Despite this, the menu had five entrées on the table d’hôte side: prime rib; salmon; Swiss steak; chicken a la king; and “steak,” presumably the same as the “broiled N.Y. cut steak” on the a la carte side. The a la carte side had nine other entrées, only two of which–the chicken and Swiss steak–were on the table d’hôte side. That meant the SP&S commissary had to provide the ingredients for a dozen different entrées for the patrons of just one train a day–quite a difference from Union Pacific menus that only had five entrées and no a la carte items (though the UP also had café cars offering a la carte service).
The most expensive item on the menu is the table d’hôte steak dinner, for $5.40 (about $40 today). The other table d’hôte entrées ranged from $3.50 to $4.10 (about $25 to $30 today). The differences in prices between the table d’hôte entrées and a la carte ones ranged from $1.65 for the steak to $1.95 for the Swiss steak. That’s a pretty good deal for hungry train riders considering that all the extras that come with a table d’hôte meal could add up to around $3.50.
The menu also offers “plate dinner no. 2” which was either “chef’s suggestion” or “ham or cheese omelet,” with potato, vegetable, bread, ice cream, and beverage, all for $2.60 (about $19 today).

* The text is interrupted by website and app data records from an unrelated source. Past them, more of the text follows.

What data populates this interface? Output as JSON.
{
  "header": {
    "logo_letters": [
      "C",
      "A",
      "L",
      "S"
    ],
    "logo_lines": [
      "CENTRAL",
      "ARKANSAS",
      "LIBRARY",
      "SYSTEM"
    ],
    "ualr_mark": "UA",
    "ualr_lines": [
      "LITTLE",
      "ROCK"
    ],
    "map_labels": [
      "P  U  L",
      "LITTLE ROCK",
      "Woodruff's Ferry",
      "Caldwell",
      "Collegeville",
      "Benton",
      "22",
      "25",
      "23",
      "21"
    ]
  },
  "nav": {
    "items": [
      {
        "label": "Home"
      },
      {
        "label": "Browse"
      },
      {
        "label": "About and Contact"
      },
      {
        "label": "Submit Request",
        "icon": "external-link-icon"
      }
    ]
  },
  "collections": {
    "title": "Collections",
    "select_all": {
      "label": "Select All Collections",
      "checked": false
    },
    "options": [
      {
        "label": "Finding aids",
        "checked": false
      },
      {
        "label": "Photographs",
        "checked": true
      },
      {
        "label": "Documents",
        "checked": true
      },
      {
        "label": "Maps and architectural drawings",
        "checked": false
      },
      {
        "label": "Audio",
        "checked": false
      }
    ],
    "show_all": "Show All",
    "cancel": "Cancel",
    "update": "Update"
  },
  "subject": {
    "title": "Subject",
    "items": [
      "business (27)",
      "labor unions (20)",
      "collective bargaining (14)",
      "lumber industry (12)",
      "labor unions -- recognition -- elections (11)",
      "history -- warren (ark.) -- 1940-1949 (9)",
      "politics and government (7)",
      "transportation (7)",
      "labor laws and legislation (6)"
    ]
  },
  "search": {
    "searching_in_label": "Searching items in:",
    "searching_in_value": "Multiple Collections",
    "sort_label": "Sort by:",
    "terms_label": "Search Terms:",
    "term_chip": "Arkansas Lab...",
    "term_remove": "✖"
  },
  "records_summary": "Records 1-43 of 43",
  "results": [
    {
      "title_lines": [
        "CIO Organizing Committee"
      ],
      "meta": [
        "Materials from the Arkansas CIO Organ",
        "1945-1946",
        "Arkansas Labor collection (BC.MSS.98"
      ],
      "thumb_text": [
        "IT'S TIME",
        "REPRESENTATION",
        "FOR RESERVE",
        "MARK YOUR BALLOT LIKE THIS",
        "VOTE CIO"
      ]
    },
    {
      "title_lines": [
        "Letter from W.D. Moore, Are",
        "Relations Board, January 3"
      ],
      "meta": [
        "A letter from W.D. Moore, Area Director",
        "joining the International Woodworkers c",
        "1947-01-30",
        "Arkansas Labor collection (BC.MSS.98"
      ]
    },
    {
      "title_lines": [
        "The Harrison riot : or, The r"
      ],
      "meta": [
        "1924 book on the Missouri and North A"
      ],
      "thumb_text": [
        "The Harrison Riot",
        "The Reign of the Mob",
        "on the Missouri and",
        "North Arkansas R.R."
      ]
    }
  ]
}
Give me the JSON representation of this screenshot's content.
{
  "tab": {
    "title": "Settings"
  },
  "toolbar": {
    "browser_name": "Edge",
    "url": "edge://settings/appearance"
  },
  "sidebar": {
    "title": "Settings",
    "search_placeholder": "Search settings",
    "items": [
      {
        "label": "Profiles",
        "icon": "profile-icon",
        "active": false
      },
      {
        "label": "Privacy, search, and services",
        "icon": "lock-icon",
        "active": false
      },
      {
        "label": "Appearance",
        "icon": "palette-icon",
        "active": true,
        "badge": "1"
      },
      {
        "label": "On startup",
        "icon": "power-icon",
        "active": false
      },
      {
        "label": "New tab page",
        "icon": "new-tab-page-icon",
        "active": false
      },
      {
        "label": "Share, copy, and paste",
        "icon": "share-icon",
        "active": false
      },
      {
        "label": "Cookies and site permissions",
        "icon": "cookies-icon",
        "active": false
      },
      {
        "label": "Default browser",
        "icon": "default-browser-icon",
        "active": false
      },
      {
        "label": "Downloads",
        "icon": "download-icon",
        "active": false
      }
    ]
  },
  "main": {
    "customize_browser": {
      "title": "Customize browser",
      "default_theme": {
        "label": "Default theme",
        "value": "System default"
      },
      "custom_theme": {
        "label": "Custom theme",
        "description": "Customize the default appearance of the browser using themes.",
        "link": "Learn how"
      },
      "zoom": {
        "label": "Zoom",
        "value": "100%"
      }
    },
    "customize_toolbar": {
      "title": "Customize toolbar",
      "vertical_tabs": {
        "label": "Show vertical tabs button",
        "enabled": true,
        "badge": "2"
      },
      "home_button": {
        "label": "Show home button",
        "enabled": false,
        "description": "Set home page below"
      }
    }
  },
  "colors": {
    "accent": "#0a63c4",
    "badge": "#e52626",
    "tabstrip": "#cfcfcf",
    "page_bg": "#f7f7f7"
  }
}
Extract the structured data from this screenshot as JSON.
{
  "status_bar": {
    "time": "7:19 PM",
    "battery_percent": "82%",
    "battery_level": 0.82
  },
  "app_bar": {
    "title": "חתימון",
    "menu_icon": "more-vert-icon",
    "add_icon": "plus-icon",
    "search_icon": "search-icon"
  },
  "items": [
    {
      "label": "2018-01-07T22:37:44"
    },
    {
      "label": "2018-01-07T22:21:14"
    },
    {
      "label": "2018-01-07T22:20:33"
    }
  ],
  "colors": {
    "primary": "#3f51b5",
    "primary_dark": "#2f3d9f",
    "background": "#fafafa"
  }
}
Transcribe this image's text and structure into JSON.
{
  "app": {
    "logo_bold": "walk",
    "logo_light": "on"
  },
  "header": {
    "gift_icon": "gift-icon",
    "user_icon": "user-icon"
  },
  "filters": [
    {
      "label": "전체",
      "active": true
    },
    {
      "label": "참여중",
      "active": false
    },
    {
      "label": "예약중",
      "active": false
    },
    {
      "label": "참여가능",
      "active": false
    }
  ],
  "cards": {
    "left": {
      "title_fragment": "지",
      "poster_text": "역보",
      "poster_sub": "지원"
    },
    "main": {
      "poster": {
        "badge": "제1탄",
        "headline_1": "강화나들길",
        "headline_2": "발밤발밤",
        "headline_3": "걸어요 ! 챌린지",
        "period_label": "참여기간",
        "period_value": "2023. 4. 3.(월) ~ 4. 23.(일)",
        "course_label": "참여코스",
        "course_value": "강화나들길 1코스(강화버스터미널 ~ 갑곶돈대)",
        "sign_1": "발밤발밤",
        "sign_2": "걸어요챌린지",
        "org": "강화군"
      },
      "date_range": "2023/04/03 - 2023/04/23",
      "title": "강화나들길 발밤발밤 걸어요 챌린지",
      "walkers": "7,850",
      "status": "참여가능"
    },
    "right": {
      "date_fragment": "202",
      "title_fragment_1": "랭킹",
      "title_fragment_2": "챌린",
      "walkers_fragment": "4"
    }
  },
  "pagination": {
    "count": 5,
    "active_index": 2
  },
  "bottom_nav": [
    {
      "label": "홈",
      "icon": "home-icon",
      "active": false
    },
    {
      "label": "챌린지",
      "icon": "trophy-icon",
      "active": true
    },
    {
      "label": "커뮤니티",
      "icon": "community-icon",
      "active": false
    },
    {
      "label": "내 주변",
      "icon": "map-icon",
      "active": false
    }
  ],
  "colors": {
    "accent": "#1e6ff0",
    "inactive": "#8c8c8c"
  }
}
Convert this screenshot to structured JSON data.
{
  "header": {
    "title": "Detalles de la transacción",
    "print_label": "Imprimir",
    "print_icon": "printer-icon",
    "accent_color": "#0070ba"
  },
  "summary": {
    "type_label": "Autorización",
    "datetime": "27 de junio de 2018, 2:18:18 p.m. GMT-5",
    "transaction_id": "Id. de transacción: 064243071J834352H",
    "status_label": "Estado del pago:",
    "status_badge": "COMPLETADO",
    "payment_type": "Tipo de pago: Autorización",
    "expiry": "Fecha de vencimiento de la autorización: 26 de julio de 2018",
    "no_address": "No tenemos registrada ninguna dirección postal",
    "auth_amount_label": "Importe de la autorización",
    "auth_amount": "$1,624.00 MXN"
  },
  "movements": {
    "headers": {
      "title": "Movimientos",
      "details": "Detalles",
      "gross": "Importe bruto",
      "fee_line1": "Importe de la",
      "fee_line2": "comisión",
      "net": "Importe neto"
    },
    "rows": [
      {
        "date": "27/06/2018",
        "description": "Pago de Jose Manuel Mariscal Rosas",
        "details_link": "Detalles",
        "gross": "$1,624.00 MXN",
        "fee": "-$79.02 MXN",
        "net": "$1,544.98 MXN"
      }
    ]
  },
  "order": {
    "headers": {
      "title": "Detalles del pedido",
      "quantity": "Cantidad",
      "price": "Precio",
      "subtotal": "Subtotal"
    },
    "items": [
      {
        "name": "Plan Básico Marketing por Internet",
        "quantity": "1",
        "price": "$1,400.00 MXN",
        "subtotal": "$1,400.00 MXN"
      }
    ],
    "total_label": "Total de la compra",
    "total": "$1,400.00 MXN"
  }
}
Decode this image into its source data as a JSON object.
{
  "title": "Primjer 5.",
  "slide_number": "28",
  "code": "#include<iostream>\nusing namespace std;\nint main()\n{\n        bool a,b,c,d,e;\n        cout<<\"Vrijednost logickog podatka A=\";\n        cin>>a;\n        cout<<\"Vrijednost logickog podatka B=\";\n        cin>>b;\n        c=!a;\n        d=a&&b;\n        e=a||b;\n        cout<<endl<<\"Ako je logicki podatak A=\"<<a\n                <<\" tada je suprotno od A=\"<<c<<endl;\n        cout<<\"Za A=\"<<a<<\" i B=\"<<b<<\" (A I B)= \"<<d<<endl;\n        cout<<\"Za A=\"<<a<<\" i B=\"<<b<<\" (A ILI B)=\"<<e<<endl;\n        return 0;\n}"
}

Most railroad dining cars, including Amtrak, have had the unusual (for a restaurant) practice of requiring patrons to write down their orders and give them to the servers. I don’t know the history behind this; it is possible that early dining car crews were not expected to be literate. In any case, this particular menu added that patrons should “Place order by number and write selection on check.” This is peculiar because of the more than 75 items on the menu, the only one that has a number is “plate dinner no. 2.” Perhaps “place order by number” was another by-gone habit on SP&S diners, and the railroad forgot to remove this statement when it dropped the numbers.